What to work on -
Each entry must be reproduced precisely as it stands.

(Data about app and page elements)
'''

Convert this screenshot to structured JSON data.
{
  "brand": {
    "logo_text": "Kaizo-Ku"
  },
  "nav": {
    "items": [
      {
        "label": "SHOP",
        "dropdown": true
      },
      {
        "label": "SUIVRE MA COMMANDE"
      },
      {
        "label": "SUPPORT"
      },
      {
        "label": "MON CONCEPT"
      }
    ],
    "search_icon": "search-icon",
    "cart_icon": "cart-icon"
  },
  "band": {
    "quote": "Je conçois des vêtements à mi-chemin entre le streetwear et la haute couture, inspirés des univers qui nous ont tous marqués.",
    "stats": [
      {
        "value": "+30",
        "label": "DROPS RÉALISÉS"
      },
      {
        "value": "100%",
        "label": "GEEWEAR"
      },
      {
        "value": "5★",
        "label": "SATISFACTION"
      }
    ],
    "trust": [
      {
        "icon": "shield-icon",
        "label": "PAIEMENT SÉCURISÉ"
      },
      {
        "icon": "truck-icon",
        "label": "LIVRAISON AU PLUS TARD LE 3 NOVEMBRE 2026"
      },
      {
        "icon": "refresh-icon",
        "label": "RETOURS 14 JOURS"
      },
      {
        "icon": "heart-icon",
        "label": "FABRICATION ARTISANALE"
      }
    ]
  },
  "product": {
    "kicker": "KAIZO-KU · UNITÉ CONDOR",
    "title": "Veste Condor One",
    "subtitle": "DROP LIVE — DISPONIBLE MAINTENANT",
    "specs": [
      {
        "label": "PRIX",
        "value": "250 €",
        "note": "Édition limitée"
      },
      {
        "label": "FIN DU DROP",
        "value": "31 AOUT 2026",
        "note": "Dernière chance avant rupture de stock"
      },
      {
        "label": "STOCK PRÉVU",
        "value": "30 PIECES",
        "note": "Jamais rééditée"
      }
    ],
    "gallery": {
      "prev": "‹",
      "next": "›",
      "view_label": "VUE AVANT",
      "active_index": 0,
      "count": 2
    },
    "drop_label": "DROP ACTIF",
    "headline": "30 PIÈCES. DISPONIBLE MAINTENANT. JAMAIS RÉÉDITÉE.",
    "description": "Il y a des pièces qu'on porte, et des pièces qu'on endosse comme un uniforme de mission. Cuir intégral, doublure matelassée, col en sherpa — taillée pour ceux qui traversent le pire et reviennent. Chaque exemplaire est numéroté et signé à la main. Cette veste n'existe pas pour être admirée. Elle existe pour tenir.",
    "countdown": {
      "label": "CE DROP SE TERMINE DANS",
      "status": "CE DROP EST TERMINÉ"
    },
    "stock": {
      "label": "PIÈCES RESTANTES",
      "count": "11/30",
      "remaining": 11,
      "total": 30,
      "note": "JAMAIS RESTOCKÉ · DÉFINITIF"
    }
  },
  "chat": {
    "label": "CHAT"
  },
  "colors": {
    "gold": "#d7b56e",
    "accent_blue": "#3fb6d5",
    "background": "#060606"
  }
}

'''

Answer box -
Convert this screenshot to structured JSON data.
{
  "brand": {
    "logo_text": "Kaizo-Ku"
  },
  "nav": {
    "items": [
      {
        "label": "SHOP",
        "dropdown": true
      },
      {
        "label": "SUIVRE MA COMMANDE"
      },
      {
        "label": "SUPPORT"
      },
      {
        "label": "MON CONCEPT"
      }
    ],
    "search_icon": "search-icon",
    "cart_icon": "cart-icon"
  },
  "band": {
    "quote": "Je conçois des vêtements à mi-chemin entre le streetwear et la haute couture, inspirés des univers qui nous ont tous marqués.",
    "stats": [
      {
        "value": "+30",
        "label": "DROPS RÉALISÉS"
      },
      {
        "value": "100%",
        "label": "GEEWEAR"
      },
      {
        "value": "5★",
        "label": "SATISFACTION"
      }
    ],
    "trust": [
      {
        "icon": "shield-icon",
        "label": "PAIEMENT SÉCURISÉ"
      },
      {
        "icon": "truck-icon",
        "label": "LIVRAISON AU PLUS TARD LE 3 NOVEMBRE 2026"
      },
      {
        "icon": "refresh-icon",
        "label": "RETOURS 14 JOURS"
      },
      {
        "icon": "heart-icon",
        "label": "FABRICATION ARTISANALE"
      }
    ]
  },
  "product": {
    "kicker": "KAIZO-KU · UNITÉ CONDOR",
    "title": "Veste Condor One",
    "subtitle": "DROP LIVE — DISPONIBLE MAINTENANT",
    "specs": [
      {
        "label": "PRIX",
        "value": "250 €",
        "note": "Édition limitée"
      },
      {
        "label": "FIN DU DROP",
        "value": "31 AOUT 2026",
        "note": "Dernière chance avant rupture de stock"
      },
      {
        "label": "STOCK PRÉVU",
        "value": "30 PIECES",
        "note": "Jamais rééditée"
      }
    ],
    "gallery": {
      "prev": "‹",
      "next": "›",
      "view_label": "VUE AVANT",
      "active_index": 0,
      "count": 2
    },
    "drop_label": "DROP ACTIF",
    "headline": "30 PIÈCES. DISPONIBLE MAINTENANT. JAMAIS RÉÉDITÉE.",
    "description": "Il y a des pièces qu'on porte, et des pièces qu'on endosse comme un uniforme de mission. Cuir intégral, doublure matelassée, col en sherpa — taillée pour ceux qui traversent le pire et reviennent. Chaque exemplaire est numéroté et signé à la main. Cette veste n'existe pas pour être admirée. Elle existe pour tenir.",
    "countdown": {
      "label": "CE DROP SE TERMINE DANS",
      "status": "CE DROP EST TERMINÉ"
    },
    "stock": {
      "label": "PIÈCES RESTANTES",
      "count": "11/30",
      "remaining": 11,
      "total": 30,
      "note": "JAMAIS RESTOCKÉ · DÉFINITIF"
    }
  },
  "chat": {
    "label": "CHAT"
  },
  "colors": {
    "gold": "#d7b56e",
    "accent_blue": "#3fb6d5",
    "background": "#060606"
  }
}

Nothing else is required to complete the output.